• Problem statement
Write out each record below, word for word.
===== Listed entries =====
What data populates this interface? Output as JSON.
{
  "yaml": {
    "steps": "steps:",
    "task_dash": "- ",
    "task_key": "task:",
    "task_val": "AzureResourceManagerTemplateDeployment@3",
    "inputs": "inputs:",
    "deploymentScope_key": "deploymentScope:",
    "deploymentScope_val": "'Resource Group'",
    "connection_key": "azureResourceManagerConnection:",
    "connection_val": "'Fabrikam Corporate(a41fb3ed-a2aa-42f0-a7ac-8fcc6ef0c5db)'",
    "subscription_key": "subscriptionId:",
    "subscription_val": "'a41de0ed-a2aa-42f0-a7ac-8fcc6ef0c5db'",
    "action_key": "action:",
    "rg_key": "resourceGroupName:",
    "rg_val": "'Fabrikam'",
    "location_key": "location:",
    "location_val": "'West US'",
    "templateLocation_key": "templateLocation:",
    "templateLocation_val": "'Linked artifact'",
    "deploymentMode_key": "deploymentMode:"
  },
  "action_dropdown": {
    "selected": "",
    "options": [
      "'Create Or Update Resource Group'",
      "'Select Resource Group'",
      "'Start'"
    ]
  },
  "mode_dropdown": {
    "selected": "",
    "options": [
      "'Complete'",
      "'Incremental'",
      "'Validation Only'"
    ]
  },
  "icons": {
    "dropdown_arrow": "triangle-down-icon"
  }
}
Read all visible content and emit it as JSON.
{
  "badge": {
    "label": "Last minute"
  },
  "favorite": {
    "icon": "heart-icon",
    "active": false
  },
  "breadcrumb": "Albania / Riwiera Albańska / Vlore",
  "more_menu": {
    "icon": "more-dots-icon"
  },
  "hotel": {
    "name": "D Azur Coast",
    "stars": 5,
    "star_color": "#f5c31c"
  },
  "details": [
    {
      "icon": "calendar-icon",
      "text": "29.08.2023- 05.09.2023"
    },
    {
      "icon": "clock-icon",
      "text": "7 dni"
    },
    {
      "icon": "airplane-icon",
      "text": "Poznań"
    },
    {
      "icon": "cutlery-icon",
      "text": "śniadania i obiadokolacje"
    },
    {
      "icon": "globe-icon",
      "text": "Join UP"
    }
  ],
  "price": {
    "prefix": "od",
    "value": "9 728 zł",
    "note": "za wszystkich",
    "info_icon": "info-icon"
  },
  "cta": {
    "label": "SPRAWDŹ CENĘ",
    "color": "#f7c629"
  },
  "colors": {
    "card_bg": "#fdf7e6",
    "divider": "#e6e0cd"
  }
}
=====
• Answer box
What data populates this interface? Output as JSON.
{
  "yaml": {
    "steps": "steps:",
    "task_dash": "- ",
    "task_key": "task:",
    "task_val": "AzureResourceManagerTemplateDeployment@3",
    "inputs": "inputs:",
    "deploymentScope_key": "deploymentScope:",
    "deploymentScope_val": "'Resource Group'",
    "connection_key": "azureResourceManagerConnection:",
    "connection_val": "'Fabrikam Corporate(a41fb3ed-a2aa-42f0-a7ac-8fcc6ef0c5db)'",
    "subscription_key": "subscriptionId:",
    "subscription_val": "'a41de0ed-a2aa-42f0-a7ac-8fcc6ef0c5db'",
    "action_key": "action:",
    "rg_key": "resourceGroupName:",
    "rg_val": "'Fabrikam'",
    "location_key": "location:",
    "location_val": "'West US'",
    "templateLocation_key": "templateLocation:",
    "templateLocation_val": "'Linked artifact'",
    "deploymentMode_key": "deploymentMode:"
  },
  "action_dropdown": {
    "selected": "",
    "options": [
      "'Create Or Update Resource Group'",
      "'Select Resource Group'",
      "'Start'"
    ]
  },
  "mode_dropdown": {
    "selected": "",
    "options": [
      "'Complete'",
      "'Incremental'",
      "'Validation Only'"
    ]
  },
  "icons": {
    "dropdown_arrow": "triangle-down-icon"
  }
}
Read all visible content and emit it as JSON.
{
  "badge": {
    "label": "Last minute"
  },
  "favorite": {
    "icon": "heart-icon",
    "active": false
  },
  "breadcrumb": "Albania / Riwiera Albańska / Vlore",
  "more_menu": {
    "icon": "more-dots-icon"
  },
  "hotel": {
    "name": "D Azur Coast",
    "stars": 5,
    "star_color": "#f5c31c"
  },
  "details": [
    {
      "icon": "calendar-icon",
      "text": "29.08.2023- 05.09.2023"
    },
    {
      "icon": "clock-icon",
      "text": "7 dni"
    },
    {
      "icon": "airplane-icon",
      "text": "Poznań"
    },
    {
      "icon": "cutlery-icon",
      "text": "śniadania i obiadokolacje"
    },
    {
      "icon": "globe-icon",
      "text": "Join UP"
    }
  ],
  "price": {
    "prefix": "od",
    "value": "9 728 zł",
    "note": "za wszystkich",
    "info_icon": "info-icon"
  },
  "cta": {
    "label": "SPRAWDŹ CENĘ",
    "color": "#f7c629"
  },
  "colors": {
    "card_bg": "#fdf7e6",
    "divider": "#e6e0cd"
  }
}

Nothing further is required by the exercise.